The launch of Windows 10 saw a marked increase in the amount of data the OS collected and sent back to the Microsoft mothership. Despite the general hue and outcry from privacy watchdogs, Microsoft actually doubled-down on this practice shortly after the Windows 10 release and extended this “feature” to Windows 7 and 8 as well. Given that Windows 10 hit 100 million installs in record time, and with a worldwide goal of 1 billion installs in 3 years, Microsoft seems to have decided to break their stony silence on the growing privacy concerns before they hit critical mass. Vice President Terry Myerson confirmed via the Windows Blog that Microsoft is collecting two types of data, and then goes on to mention a set of data they specifically don’t collect, but other platforms (ie: the competition) do.

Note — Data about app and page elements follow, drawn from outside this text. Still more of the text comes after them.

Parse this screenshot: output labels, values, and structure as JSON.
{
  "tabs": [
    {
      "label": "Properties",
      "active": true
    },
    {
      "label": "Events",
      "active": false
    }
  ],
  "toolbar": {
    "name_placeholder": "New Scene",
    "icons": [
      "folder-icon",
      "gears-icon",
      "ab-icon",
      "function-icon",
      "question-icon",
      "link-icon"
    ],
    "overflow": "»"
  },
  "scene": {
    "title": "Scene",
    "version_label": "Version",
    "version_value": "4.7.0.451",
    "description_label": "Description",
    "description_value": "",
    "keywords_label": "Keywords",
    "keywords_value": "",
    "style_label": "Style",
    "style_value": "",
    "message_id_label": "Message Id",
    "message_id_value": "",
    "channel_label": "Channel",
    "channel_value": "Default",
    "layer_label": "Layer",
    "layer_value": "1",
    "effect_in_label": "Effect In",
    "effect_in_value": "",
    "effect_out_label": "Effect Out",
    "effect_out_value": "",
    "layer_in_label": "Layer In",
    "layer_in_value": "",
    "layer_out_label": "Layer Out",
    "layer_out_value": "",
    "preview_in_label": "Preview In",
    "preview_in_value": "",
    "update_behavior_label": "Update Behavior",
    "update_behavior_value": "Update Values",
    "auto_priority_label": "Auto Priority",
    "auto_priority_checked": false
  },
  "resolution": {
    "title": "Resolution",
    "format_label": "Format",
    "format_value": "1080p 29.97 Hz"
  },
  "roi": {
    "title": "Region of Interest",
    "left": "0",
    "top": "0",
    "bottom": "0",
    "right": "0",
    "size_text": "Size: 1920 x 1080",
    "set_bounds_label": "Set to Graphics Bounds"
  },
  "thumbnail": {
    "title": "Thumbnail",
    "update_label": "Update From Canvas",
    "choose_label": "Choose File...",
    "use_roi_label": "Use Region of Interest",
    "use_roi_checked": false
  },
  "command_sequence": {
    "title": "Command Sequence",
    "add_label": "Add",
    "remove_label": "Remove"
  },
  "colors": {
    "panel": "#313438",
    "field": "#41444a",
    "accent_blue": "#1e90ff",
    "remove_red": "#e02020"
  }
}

What this means for you:
The data Microsoft collects from every Windows 7, 8 and 10 computer falls into two buckets they name as “Reliability & Performance” and “Personalization”. The first type of data has actually been collected for years: remember those blue screens of death that plagued our Windows existence? Depending on how your computer was configured, whenever that garish specter showed its ugly face, your computer was compiling an error report that could be sent to Microsoft, ostensibly to catalog and analyze your crash. Assuming enough of those reports came in on the same bug, they would construct a patch that would be rolled into one of the many OS updates applied over the years. Where in previous OS versions this data seemed to be largely compiled and ignored, Microsoft has taken a much more aggressive and proactive approach with the Windows 10 data being collected, and using it to quickly fix issues, improve performance and to add features that users are missing. The important difference now versus years previous was whether or not you had a choice in letting Microsoft see this type of data collected from your computer. From this point forward, you can only adjust the detail of data submitted, but cannot opt out (except by completely disconnecting from the internet forever). According to Microsoft, the data is anonymized, transmitted securely and can never be tracked back to a specific person or machine.
The second set of data (from which you can opt out) is used to feed Microsoft’s digital assistant Cortana (named after a videogame character from the Halo franchise). Microsoft’s answer to Apple’s Siri and Google’s Now services is still very new and untested, but shows similar promise in helping Windows 10 users get more from the new OS if they like that sort of thing. The key to these types of services is their ability to build a personal knowledge graph of the user which can be based upon just about every aspect for which a computer or mobile device is used, including location, age, gender, contact lists, favorites, browser & shopping history and so on.
Don’t want Cortana (Microsoft) creating a profile on you? Head to the Windows menu (the one they brought back in 10, remember?), click “Settings” and then “Privacy”. Get settled in to review every entry and adjust to your sense of privacy is somewhat restored, at least as far as Windows 10 is concerned.